Supporting LGBTQ+ Students in the CCC System: Practical Strategies and Opportunities from an Institutional Research Perspective
Zahra Mojtahedi [she/her], Skyline College
As the CCC system attempts to collect sexual orientation and gender identity information through voluntary questions on the admissions application, an increasing number of community colleges are taking proactive approaches to better understand and meet the diverse needs of LGBTQ+ students. This session will compare various institutional approaches to understanding the diverse experiences of LGBTQ+ students, including the potential role that campus climate surveys can play to raise awareness of barriers that students face from an intersectional perspective. The session will conclude with discussion of practical steps attendees can take in the roles they play on campus to better support LGBTQ+ students.
Transferring to UC and Paying for It
Eduardo Ramirez, Transfer Admission Counselor, UC Riverside
Chris Henthorn, Financial Aid Counselor, UC Riverside
Hear from professionals from UCR's Undergraduate Admissions and Financial Aid Offices on how to transfer from community college to UC and pay for it. Admission requirements can be confusing, but this session will get you on the right track. You will also learn how grants, scholarships, and loans can help you achieve your dreams at UC.
A Way Forward: A Possibility Model for Implementing the Gender Recognition Act on Your Campus
India Pierce [she/her], MiraCosta College
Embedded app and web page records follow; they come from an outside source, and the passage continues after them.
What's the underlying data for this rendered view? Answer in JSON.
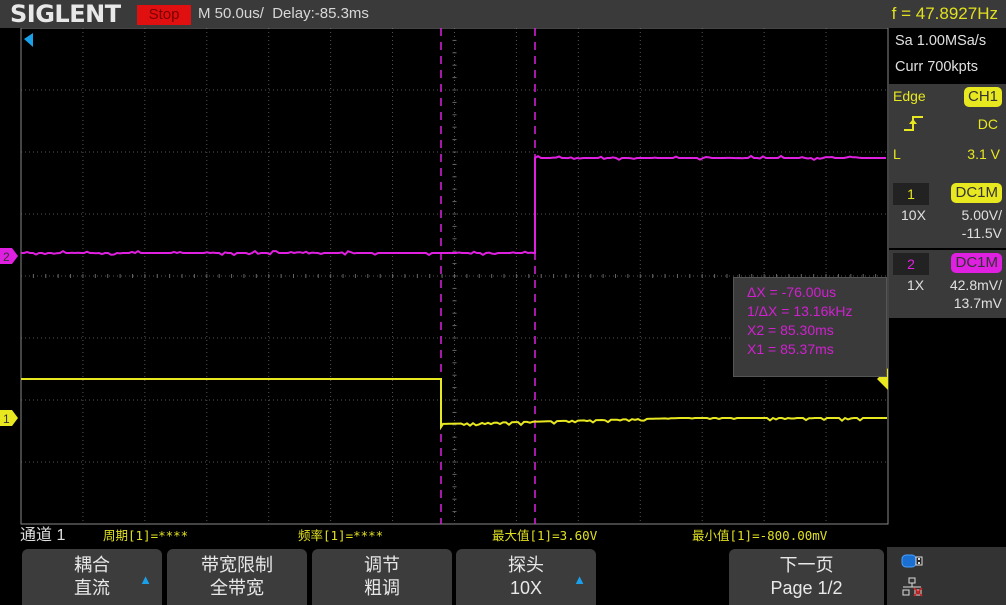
{
  "topbar": {
    "logo": "SIGLENT",
    "run_state": "Stop",
    "timebase": "M 50.0us/",
    "delay": "Delay:-85.3ms",
    "frequency": "f = 47.8927Hz"
  },
  "acquisition": {
    "sample_rate": "Sa 1.00MSa/s",
    "memory_depth": "Curr 700kpts"
  },
  "trigger": {
    "type": "Edge",
    "source": "CH1",
    "slope_icon": "rising-edge-icon",
    "coupling": "DC",
    "level_label": "L",
    "level": "3.1 V"
  },
  "channels": [
    {
      "number": "1",
      "coupling": "DC1M",
      "probe": "10X",
      "scale": "5.00V/",
      "offset": "-11.5V",
      "color": "#e8e820"
    },
    {
      "number": "2",
      "coupling": "DC1M",
      "probe": "1X",
      "scale": "42.8mV/",
      "offset": "13.7mV",
      "color": "#e020e0"
    }
  ],
  "cursors": {
    "delta_x": "ΔX = -76.00us",
    "inv_delta_x": "1/ΔX = 13.16kHz",
    "x2": "X2 = 85.30ms",
    "x1": "X1 = 85.37ms"
  },
  "measurements": {
    "channel_label": "通道 1",
    "items": [
      "周期[1]=****",
      "频率[1]=****",
      "最大值[1]=3.60V",
      "最小值[1]=-800.00mV"
    ]
  },
  "softkeys": [
    {
      "title": "耦合",
      "value": "直流",
      "has_arrow": true
    },
    {
      "title": "带宽限制",
      "value": "全带宽",
      "has_arrow": false
    },
    {
      "title": "调节",
      "value": "粗调",
      "has_arrow": false
    },
    {
      "title": "探头",
      "value": "10X",
      "has_arrow": true
    },
    {
      "title": "下一页",
      "value": "Page 1/2",
      "has_arrow": false
    }
  ],
  "status_icons": [
    "usb-icon",
    "network-disconnected-icon"
  ],
  "markers": {
    "ch1": "1",
    "ch2": "2"
  },
  "colors": {
    "ch1": "#e8e820",
    "ch2": "#e020e0",
    "stop": "#e01010",
    "trigger_pos": "#1aa0e8"
  }
}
The Gender Recognition Act went into effect this year. This monumental bill makes the process easier for Californians to apply to change their gender markers on California documents. Most significant, the bill creates a non-binary gender category (the letter “x”). These easier processes will allow many people in our community to have full recognition in the State of California. In order to make sure that all of our students and employees are being served at the highest level of excellence changes will need to be made to the binary classification systems and gender specific language used on our campuses. With such a huge undertaking some might not know where to begin. This session will present MiraCosta College's journey as a possibility model to help others create a plan for their campus.
We can do it!: Getting LGBTQ+ programs & services started
Jan Muto [she/her], Norco College
Erin Pollard [she/her], Irvine Valley College
We all have to start somewhere. Not having a formal budget or administrator in charge doesn't have to prevent you from getting started of meeting the needs of LGBTQ+ students, even though Student Equity Funds may now be available. This workshop will share strategies for beginning LGBTQ+ programming on your campus through two different campus' approaches to this work. In 2011 Norco College had a handful of faculty who self-identified as committed to this population and virtually no budget. In the years since, we grew our Ally/SafeZone program to approximately 50% of employees, started offering Pride graduation stoles in 2014, and finally opened our Unity Zone space (for LGBTQ+ and Dreamer students) with staffing supported by Student Equity funds. In 2019 the Academic Senate approved the creation of a standing committee tasked with LGBTQ+ advocacy. Erin Pollard will also share her experience in starting a Counselor-led Pride Scholars Program at Irvine Valley College. Participants will leave with concrete ideas on how and where to start supporting and advocating for LGBTQ+ students and employees on their campuses.
Michael R. Quiaoit [he/him], Dean, Educational Services and Support, California Community Colleges Chancellor’s Office
Danny Thirakul [he/him], President, Student Senate for California Community Colleges
Michelle Velasquez Bean [she/her], Area C Representative for the Academic Senate for California Community Colleges